SOURCE DATA:
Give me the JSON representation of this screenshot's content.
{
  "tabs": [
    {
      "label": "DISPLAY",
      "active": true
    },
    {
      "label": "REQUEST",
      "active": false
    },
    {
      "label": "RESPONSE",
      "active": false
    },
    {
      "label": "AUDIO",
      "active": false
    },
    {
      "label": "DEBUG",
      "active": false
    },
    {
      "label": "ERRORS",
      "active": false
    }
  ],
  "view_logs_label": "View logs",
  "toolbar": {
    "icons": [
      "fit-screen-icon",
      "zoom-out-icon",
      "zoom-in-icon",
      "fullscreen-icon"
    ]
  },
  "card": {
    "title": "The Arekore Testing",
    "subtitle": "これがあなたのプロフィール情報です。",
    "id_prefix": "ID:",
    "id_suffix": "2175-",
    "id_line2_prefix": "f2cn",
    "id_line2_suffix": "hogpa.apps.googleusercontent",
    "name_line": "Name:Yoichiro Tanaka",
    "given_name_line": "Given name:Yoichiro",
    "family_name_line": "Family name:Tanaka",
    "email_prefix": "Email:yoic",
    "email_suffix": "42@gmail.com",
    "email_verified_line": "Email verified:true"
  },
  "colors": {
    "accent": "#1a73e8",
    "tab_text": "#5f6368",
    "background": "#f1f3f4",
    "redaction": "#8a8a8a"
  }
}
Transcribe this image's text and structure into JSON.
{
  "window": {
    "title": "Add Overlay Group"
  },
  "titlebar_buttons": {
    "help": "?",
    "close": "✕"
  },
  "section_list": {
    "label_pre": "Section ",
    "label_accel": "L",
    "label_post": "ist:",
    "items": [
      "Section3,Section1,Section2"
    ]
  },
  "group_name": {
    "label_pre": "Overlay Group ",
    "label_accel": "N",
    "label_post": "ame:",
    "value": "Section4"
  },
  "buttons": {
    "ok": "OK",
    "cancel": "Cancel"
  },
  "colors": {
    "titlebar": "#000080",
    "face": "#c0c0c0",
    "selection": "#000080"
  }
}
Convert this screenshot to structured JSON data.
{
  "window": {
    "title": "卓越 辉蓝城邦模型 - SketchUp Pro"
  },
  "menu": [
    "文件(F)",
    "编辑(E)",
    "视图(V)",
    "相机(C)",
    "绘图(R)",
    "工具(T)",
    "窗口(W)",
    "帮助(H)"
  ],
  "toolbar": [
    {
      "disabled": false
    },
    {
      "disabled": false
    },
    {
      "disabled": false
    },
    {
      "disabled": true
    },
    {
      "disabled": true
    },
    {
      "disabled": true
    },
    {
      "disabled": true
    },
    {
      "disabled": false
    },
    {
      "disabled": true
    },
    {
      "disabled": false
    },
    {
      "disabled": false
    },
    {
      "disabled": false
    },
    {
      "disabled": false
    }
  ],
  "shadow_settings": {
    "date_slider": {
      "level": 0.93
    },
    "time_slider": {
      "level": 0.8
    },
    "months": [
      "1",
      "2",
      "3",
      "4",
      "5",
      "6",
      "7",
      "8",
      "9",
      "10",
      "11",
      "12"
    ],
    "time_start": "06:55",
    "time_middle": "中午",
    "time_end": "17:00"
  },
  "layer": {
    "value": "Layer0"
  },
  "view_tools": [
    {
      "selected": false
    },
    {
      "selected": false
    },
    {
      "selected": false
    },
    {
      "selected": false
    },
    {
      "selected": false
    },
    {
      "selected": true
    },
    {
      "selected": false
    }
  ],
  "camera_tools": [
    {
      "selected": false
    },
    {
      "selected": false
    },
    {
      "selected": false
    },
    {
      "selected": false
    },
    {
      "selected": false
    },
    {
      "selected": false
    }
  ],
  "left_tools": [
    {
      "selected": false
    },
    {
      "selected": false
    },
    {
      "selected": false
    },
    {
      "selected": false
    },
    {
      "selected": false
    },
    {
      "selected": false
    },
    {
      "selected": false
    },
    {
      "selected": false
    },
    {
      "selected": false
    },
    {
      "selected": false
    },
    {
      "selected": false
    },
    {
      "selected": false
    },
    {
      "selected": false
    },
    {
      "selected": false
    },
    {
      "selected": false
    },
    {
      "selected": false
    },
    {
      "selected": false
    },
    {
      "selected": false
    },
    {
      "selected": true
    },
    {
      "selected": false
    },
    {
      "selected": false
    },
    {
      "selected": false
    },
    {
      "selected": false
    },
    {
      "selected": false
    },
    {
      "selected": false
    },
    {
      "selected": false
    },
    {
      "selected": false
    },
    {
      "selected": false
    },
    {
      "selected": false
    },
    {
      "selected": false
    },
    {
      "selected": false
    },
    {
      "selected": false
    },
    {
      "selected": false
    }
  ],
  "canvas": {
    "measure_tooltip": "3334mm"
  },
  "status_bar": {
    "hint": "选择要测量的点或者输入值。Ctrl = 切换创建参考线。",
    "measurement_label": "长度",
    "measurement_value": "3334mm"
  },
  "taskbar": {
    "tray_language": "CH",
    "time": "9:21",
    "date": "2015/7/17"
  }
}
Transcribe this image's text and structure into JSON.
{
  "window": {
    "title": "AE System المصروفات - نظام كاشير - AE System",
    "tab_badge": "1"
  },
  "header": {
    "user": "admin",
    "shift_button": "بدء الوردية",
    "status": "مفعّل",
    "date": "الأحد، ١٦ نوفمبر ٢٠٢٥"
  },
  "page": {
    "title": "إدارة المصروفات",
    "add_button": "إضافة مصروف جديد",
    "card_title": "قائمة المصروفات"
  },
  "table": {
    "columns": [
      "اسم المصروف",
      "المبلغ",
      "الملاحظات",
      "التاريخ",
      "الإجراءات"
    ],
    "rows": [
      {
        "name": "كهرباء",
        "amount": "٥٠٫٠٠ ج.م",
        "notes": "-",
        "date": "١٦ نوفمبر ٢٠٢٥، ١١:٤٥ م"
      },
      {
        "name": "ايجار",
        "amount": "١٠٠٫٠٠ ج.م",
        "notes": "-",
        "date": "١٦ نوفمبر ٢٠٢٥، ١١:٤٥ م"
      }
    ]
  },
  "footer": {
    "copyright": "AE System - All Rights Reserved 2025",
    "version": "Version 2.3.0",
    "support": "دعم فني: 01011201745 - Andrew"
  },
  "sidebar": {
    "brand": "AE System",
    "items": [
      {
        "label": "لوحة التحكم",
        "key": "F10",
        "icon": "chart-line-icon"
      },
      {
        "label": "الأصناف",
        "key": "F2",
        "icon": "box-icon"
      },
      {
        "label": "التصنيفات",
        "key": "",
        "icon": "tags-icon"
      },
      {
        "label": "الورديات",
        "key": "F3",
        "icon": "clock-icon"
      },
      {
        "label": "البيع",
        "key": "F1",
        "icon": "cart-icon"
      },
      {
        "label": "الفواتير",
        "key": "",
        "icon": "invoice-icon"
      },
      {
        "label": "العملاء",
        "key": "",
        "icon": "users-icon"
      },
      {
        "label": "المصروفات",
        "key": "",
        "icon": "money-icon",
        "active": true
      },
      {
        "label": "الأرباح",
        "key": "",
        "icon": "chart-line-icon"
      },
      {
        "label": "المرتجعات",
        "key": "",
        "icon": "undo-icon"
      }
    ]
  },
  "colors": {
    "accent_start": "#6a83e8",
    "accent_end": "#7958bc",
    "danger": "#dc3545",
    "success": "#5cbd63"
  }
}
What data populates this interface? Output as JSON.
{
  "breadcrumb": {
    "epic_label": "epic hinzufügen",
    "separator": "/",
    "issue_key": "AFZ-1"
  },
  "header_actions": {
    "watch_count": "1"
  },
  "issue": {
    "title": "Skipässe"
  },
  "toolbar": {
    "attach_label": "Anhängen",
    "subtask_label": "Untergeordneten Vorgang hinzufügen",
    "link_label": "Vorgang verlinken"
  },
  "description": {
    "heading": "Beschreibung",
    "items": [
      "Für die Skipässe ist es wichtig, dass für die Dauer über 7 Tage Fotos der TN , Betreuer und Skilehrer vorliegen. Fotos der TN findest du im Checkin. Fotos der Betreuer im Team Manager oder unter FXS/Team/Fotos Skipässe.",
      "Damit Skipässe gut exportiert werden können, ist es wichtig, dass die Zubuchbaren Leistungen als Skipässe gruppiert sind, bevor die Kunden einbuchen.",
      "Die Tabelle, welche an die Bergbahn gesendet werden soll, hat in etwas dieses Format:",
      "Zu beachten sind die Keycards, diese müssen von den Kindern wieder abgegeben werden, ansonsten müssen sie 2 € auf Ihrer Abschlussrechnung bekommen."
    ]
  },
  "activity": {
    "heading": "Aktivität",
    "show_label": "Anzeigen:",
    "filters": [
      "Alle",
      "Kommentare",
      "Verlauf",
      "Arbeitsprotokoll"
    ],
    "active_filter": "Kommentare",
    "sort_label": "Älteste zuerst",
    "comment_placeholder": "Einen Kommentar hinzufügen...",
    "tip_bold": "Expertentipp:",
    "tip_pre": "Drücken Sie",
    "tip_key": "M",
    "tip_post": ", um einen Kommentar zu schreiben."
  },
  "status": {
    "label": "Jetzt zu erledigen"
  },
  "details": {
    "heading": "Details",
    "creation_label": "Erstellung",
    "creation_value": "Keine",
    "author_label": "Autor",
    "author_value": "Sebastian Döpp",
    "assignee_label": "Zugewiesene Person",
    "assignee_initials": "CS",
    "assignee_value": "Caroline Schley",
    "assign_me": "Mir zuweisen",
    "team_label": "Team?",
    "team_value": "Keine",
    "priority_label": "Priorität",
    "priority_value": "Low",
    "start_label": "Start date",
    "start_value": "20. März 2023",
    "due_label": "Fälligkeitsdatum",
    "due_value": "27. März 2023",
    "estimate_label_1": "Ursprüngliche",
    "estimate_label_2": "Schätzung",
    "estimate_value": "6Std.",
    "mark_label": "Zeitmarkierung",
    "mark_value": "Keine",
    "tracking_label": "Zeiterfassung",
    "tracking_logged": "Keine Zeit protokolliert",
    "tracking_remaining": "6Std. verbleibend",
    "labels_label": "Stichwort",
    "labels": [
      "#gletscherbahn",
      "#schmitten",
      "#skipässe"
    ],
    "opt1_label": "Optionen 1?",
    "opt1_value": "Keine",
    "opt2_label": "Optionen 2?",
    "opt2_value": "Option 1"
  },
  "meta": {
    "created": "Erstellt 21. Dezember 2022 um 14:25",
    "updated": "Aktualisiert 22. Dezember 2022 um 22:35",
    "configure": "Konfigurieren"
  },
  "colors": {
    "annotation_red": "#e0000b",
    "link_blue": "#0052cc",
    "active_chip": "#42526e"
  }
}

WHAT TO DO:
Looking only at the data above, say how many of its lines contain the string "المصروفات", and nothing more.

ANSWER SPACE:
4